Wound care specialists can heal most chronic wounds (wounds that haven’t healed for weeks or months, that heal too slowly, that never completely go away, or that recur often) with a variety conventional steps including cleaning, bandaging, disinfecting, and releaving pressure from the wound. But for a smaller group of patients who need HBOT (hyperbaric oxygen therapy) to achieve healing, this oxygen-saturation treatment is indispensable. Wounds related to immobilzation or diabetes are common targets for this therapy.
Oxygen Key to the Healing Environment
Doctors know that a combination of infection and lack of oxygen in the tissues is often the reason that wounds fail to heal promptly or completely. This is regardless of what may have caused the initial physical injury or irritation to the area. When the area around a wound does not receive adequate oxygen through the bloodstream, the tissues can’t produce enough of the new skin, connective tissue, and fine blood vessels that are fundamental to wound healing. White bloods cells also can’t properly perform their germ-killing function, and bacteria that thrive in low-oxygen environments spread.
HBOT reverses these deficiencies by increasing oxygen levels throughout the wound area. Both locally and throughout the body, it enhances immune function and helps new capillaries (tiny thin-walled blood vessels) to form. Improved circulation, in turn, helps much-needed blood flow to reach damaged and infected areas. This draws off fluid and reduces swelling, further improving blood flow. Thus, by dramatically increasing the oxygen content level in blood and compromised tissue, hyperbaric oxygen therapy provides the ideal environment to promote the growth of new tissue and vessels, and discourage growth of bacteria-factors that are all cornerstones of wound healing.
The Diabetes Example
Wounds on the feet of patients with diabetes provide a very common example of these processes. Individuals with diabetes often have impaired immune systems that make them more prone to infections. They tend to have atherosclerosis (hardening or narrowing) in both large and small arteries, and abnormalities of the blood that make it difficult for their circulation to reach small capillaries.

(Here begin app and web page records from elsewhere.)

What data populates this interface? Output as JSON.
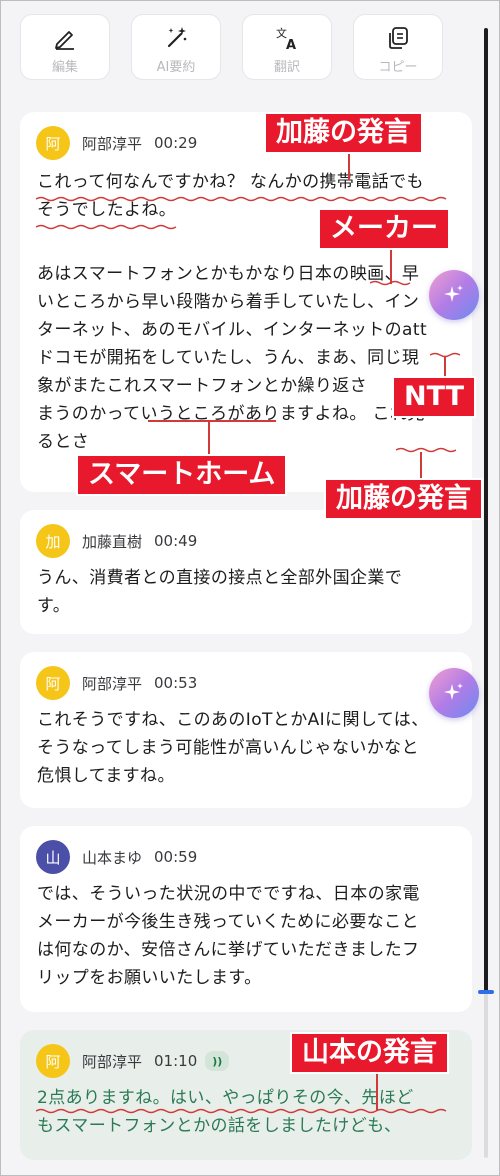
{
  "toolbar": {
    "edit": {
      "label": "編集",
      "icon": "pen-icon"
    },
    "summary": {
      "label": "AI要約",
      "icon": "magic-wand-icon"
    },
    "translate": {
      "label": "翻訳",
      "icon": "translate-icon"
    },
    "copy": {
      "label": "コピー",
      "icon": "copy-icon"
    }
  },
  "transcript": [
    {
      "speaker": "阿部淳平",
      "avatar": "阿",
      "avatar_color": "#f5c518",
      "time": "00:29",
      "paragraphs": [
        [
          "これって何なんですかね？ なんかの携帯電話でも",
          "そうでしたよね。"
        ],
        [
          "あはスマートフォンとかもかなり日本の映画、早",
          "いところから早い段階から着手していたし、イン",
          "ターネット、あのモバイル、インターネットのatt",
          "ドコモが開拓をしていたし、うん、まあ、同じ現",
          "象がまたこれスマートフォンとか繰り返さ",
          "まうのかっていうところがありますよね。 これ見",
          "るとさ"
        ]
      ]
    },
    {
      "speaker": "加藤直樹",
      "avatar": "加",
      "avatar_color": "#f5c518",
      "time": "00:49",
      "paragraphs": [
        [
          "うん、消費者との直接の接点と全部外国企業で",
          "す。"
        ]
      ]
    },
    {
      "speaker": "阿部淳平",
      "avatar": "阿",
      "avatar_color": "#f5c518",
      "time": "00:53",
      "paragraphs": [
        [
          "これそうですね、このあのIoTとかAIに関しては、",
          "そうなってしまう可能性が高いんじゃないかなと",
          "危惧してますね。"
        ]
      ]
    },
    {
      "speaker": "山本まゆ",
      "avatar": "山",
      "avatar_color": "#4b4fa8",
      "time": "00:59",
      "paragraphs": [
        [
          "では、そういった状況の中でですね、日本の家電",
          "メーカーが今後生き残っていくために必要なこと",
          "は何なのか、安倍さんに挙げていただきましたフ",
          "リップをお願いいたします。"
        ]
      ]
    },
    {
      "speaker": "阿部淳平",
      "avatar": "阿",
      "avatar_color": "#f5c518",
      "time": "01:10",
      "audio_icon": "audio-wave-icon",
      "paragraphs": [
        [
          "2点ありますね。はい、やっぱりその今、先ほど",
          "もスマートフォンとかの話をしましたけども、"
        ]
      ]
    }
  ],
  "annotations": {
    "kato_1": "加藤の発言",
    "maker": "メーカー",
    "ntt": "NTT",
    "smarthome": "スマートホーム",
    "kato_2": "加藤の発言",
    "yamamoto": "山本の発言"
  },
  "floating_buttons": [
    "sparkle-icon",
    "sparkle-icon"
  ],
  "colors": {
    "annotation_red": "#e8192c",
    "underline_red": "#d23a3a",
    "active_card": "#e8efeb",
    "active_text": "#2b7a55",
    "scroll_thumb": "#2e6fe8"
  }
}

Compounding these problems, damage to nerves from diabetes makes it difficult for patients to move their feet properly and sense damage to them, leaving them susceptible to worsening pressures and ulcers. For these patients, increasing the available oxygen in their circulation often makes all the difference in the ability of their body to heal a wound in this area.
Matching the Right Patient to HBOT
Wound-care specialists at Lourdes carefully evaluate patients before recommending them for hyperbaric treatment, in order to assure that the therapy is safe and appropriate for them-and that other, more conventional have not proved adequate. Hyperbaric medicine does not correct, or replace, care for conditions of the heart, lung or blood vessels but it can enhance healing that is slow or deficient due to such conditions.
Most patients see good results with HBOT and many appreciate dramatic results with wounds that would not otherwise heal. Lourdes offers HBOT to patients for whom conventional wound care has proven insufficient and whose health status otherwise makes them candidates for this therapy.